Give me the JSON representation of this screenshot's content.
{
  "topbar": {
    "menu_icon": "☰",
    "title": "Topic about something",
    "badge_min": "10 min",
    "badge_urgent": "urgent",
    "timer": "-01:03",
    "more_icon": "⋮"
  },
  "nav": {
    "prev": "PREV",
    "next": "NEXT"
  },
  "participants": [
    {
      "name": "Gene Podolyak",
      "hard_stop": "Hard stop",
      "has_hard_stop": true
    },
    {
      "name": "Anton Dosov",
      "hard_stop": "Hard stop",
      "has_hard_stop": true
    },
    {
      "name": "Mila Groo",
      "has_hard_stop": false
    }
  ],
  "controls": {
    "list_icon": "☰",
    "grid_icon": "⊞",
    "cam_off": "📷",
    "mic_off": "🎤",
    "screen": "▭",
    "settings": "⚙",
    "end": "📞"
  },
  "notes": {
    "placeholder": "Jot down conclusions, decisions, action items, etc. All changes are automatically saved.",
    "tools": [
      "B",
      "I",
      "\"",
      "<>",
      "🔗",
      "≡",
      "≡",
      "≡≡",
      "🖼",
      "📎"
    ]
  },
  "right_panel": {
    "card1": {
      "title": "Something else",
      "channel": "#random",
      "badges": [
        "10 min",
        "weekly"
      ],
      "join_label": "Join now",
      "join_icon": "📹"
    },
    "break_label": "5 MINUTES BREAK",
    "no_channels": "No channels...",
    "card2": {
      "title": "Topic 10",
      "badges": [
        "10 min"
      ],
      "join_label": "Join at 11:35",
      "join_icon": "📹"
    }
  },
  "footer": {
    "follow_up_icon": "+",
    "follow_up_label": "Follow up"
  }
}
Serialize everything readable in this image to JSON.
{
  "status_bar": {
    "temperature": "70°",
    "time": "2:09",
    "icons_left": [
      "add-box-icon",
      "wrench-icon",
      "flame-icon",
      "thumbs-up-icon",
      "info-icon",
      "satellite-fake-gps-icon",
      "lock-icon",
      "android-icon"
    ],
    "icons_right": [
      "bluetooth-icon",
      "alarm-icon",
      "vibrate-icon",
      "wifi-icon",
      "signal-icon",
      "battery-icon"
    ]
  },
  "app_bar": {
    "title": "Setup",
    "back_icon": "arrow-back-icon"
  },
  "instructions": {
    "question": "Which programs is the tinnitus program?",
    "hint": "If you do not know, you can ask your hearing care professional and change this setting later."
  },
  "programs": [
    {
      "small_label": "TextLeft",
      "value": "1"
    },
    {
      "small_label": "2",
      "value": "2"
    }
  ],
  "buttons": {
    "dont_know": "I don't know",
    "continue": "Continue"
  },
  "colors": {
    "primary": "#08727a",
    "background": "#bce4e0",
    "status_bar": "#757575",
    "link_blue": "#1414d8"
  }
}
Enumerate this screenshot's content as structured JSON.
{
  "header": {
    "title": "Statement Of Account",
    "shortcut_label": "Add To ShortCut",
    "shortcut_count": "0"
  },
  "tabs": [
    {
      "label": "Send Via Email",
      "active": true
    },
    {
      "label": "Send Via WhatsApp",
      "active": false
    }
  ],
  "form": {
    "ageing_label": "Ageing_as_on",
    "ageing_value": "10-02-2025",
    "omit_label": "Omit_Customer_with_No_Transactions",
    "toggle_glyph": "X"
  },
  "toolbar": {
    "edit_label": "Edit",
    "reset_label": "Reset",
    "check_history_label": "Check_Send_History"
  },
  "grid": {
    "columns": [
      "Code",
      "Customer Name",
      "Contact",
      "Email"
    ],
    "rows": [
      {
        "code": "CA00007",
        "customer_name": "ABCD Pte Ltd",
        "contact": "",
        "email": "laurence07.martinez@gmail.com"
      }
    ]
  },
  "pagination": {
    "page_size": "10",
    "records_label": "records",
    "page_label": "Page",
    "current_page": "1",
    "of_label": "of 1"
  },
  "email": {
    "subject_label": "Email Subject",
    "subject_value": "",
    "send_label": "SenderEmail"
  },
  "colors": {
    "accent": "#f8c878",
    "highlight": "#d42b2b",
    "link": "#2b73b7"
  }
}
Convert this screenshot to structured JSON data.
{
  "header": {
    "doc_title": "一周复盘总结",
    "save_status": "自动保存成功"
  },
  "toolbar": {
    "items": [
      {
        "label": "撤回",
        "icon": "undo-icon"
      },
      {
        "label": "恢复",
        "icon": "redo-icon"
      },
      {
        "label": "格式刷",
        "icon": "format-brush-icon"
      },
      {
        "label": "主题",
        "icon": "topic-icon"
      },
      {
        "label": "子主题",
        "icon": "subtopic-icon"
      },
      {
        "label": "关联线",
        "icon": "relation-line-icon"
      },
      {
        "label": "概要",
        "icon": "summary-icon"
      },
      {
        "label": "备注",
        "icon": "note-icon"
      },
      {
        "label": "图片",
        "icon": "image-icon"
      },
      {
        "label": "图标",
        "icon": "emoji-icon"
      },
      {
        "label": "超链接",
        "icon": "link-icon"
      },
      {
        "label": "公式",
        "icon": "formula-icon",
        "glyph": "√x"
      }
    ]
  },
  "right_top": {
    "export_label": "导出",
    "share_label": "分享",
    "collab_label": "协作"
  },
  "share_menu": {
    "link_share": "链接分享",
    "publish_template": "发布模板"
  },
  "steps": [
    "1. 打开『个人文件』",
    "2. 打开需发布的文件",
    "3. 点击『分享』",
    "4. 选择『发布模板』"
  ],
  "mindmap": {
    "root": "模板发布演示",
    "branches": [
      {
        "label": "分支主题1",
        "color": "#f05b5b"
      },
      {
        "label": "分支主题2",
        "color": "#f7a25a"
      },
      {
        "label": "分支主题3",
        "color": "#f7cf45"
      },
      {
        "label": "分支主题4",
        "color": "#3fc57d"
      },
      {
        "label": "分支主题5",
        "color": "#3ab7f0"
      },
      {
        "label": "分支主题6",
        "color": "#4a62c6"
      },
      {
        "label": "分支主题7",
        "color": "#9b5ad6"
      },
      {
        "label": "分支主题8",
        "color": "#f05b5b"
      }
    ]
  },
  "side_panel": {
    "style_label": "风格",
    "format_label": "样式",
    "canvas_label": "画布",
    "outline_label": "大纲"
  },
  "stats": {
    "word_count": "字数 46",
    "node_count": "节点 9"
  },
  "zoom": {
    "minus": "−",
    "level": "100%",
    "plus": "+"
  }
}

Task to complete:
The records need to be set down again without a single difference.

Output below:
Give me the JSON representation of this screenshot's content.
{
  "topbar": {
    "menu_icon": "☰",
    "title": "Topic about something",
    "badge_min": "10 min",
    "badge_urgent": "urgent",
    "timer": "-01:03",
    "more_icon": "⋮"
  },
  "nav": {
    "prev": "PREV",
    "next": "NEXT"
  },
  "participants": [
    {
      "name": "Gene Podolyak",
      "hard_stop": "Hard stop",
      "has_hard_stop": true
    },
    {
      "name": "Anton Dosov",
      "hard_stop": "Hard stop",
      "has_hard_stop": true
    },
    {
      "name": "Mila Groo",
      "has_hard_stop": false
    }
  ],
  "controls": {
    "list_icon": "☰",
    "grid_icon": "⊞",
    "cam_off": "📷",
    "mic_off": "🎤",
    "screen": "▭",
    "settings": "⚙",
    "end": "📞"
  },
  "notes": {
    "placeholder": "Jot down conclusions, decisions, action items, etc. All changes are automatically saved.",
    "tools": [
      "B",
      "I",
      "\"",
      "<>",
      "🔗",
      "≡",
      "≡",
      "≡≡",
      "🖼",
      "📎"
    ]
  },
  "right_panel": {
    "card1": {
      "title": "Something else",
      "channel": "#random",
      "badges": [
        "10 min",
        "weekly"
      ],
      "join_label": "Join now",
      "join_icon": "📹"
    },
    "break_label": "5 MINUTES BREAK",
    "no_channels": "No channels...",
    "card2": {
      "title": "Topic 10",
      "badges": [
        "10 min"
      ],
      "join_label": "Join at 11:35",
      "join_icon": "📹"
    }
  },
  "footer": {
    "follow_up_icon": "+",
    "follow_up_label": "Follow up"
  }
}
Serialize everything readable in this image to JSON.
{
  "status_bar": {
    "temperature": "70°",
    "time": "2:09",
    "icons_left": [
      "add-box-icon",
      "wrench-icon",
      "flame-icon",
      "thumbs-up-icon",
      "info-icon",
      "satellite-fake-gps-icon",
      "lock-icon",
      "android-icon"
    ],
    "icons_right": [
      "bluetooth-icon",
      "alarm-icon",
      "vibrate-icon",
      "wifi-icon",
      "signal-icon",
      "battery-icon"
    ]
  },
  "app_bar": {
    "title": "Setup",
    "back_icon": "arrow-back-icon"
  },
  "instructions": {
    "question": "Which programs is the tinnitus program?",
    "hint": "If you do not know, you can ask your hearing care professional and change this setting later."
  },
  "programs": [
    {
      "small_label": "TextLeft",
      "value": "1"
    },
    {
      "small_label": "2",
      "value": "2"
    }
  ],
  "buttons": {
    "dont_know": "I don't know",
    "continue": "Continue"
  },
  "colors": {
    "primary": "#08727a",
    "background": "#bce4e0",
    "status_bar": "#757575",
    "link_blue": "#1414d8"
  }
}
Enumerate this screenshot's content as structured JSON.
{
  "header": {
    "title": "Statement Of Account",
    "shortcut_label": "Add To ShortCut",
    "shortcut_count": "0"
  },
  "tabs": [
    {
      "label": "Send Via Email",
      "active": true
    },
    {
      "label": "Send Via WhatsApp",
      "active": false
    }
  ],
  "form": {
    "ageing_label": "Ageing_as_on",
    "ageing_value": "10-02-2025",
    "omit_label": "Omit_Customer_with_No_Transactions",
    "toggle_glyph": "X"
  },
  "toolbar": {
    "edit_label": "Edit",
    "reset_label": "Reset",
    "check_history_label": "Check_Send_History"
  },
  "grid": {
    "columns": [
      "Code",
      "Customer Name",
      "Contact",
      "Email"
    ],
    "rows": [
      {
        "code": "CA00007",
        "customer_name": "ABCD Pte Ltd",
        "contact": "",
        "email": "laurence07.martinez@gmail.com"
      }
    ]
  },
  "pagination": {
    "page_size": "10",
    "records_label": "records",
    "page_label": "Page",
    "current_page": "1",
    "of_label": "of 1"
  },
  "email": {
    "subject_label": "Email Subject",
    "subject_value": "",
    "send_label": "SenderEmail"
  },
  "colors": {
    "accent": "#f8c878",
    "highlight": "#d42b2b",
    "link": "#2b73b7"
  }
}
Convert this screenshot to structured JSON data.
{
  "header": {
    "doc_title": "一周复盘总结",
    "save_status": "自动保存成功"
  },
  "toolbar": {
    "items": [
      {
        "label": "撤回",
        "icon": "undo-icon"
      },
      {
        "label": "恢复",
        "icon": "redo-icon"
      },
      {
        "label": "格式刷",
        "icon": "format-brush-icon"
      },
      {
        "label": "主题",
        "icon": "topic-icon"
      },
      {
        "label": "子主题",
        "icon": "subtopic-icon"
      },
      {
        "label": "关联线",
        "icon": "relation-line-icon"
      },
      {
        "label": "概要",
        "icon": "summary-icon"
      },
      {
        "label": "备注",
        "icon": "note-icon"
      },
      {
        "label": "图片",
        "icon": "image-icon"
      },
      {
        "label": "图标",
        "icon": "emoji-icon"
      },
      {
        "label": "超链接",
        "icon": "link-icon"
      },
      {
        "label": "公式",
        "icon": "formula-icon",
        "glyph": "√x"
      }
    ]
  },
  "right_top": {
    "export_label": "导出",
    "share_label": "分享",
    "collab_label": "协作"
  },
  "share_menu": {
    "link_share": "链接分享",
    "publish_template": "发布模板"
  },
  "steps": [
    "1. 打开『个人文件』",
    "2. 打开需发布的文件",
    "3. 点击『分享』",
    "4. 选择『发布模板』"
  ],
  "mindmap": {
    "root": "模板发布演示",
    "branches": [
      {
        "label": "分支主题1",
        "color": "#f05b5b"
      },
      {
        "label": "分支主题2",
        "color": "#f7a25a"
      },
      {
        "label": "分支主题3",
        "color": "#f7cf45"
      },
      {
        "label": "分支主题4",
        "color": "#3fc57d"
      },
      {
        "label": "分支主题5",
        "color": "#3ab7f0"
      },
      {
        "label": "分支主题6",
        "color": "#4a62c6"
      },
      {
        "label": "分支主题7",
        "color": "#9b5ad6"
      },
      {
        "label": "分支主题8",
        "color": "#f05b5b"
      }
    ]
  },
  "side_panel": {
    "style_label": "风格",
    "format_label": "样式",
    "canvas_label": "画布",
    "outline_label": "大纲"
  },
  "stats": {
    "word_count": "字数 46",
    "node_count": "节点 9"
  },
  "zoom": {
    "minus": "−",
    "level": "100%",
    "plus": "+"
  }
}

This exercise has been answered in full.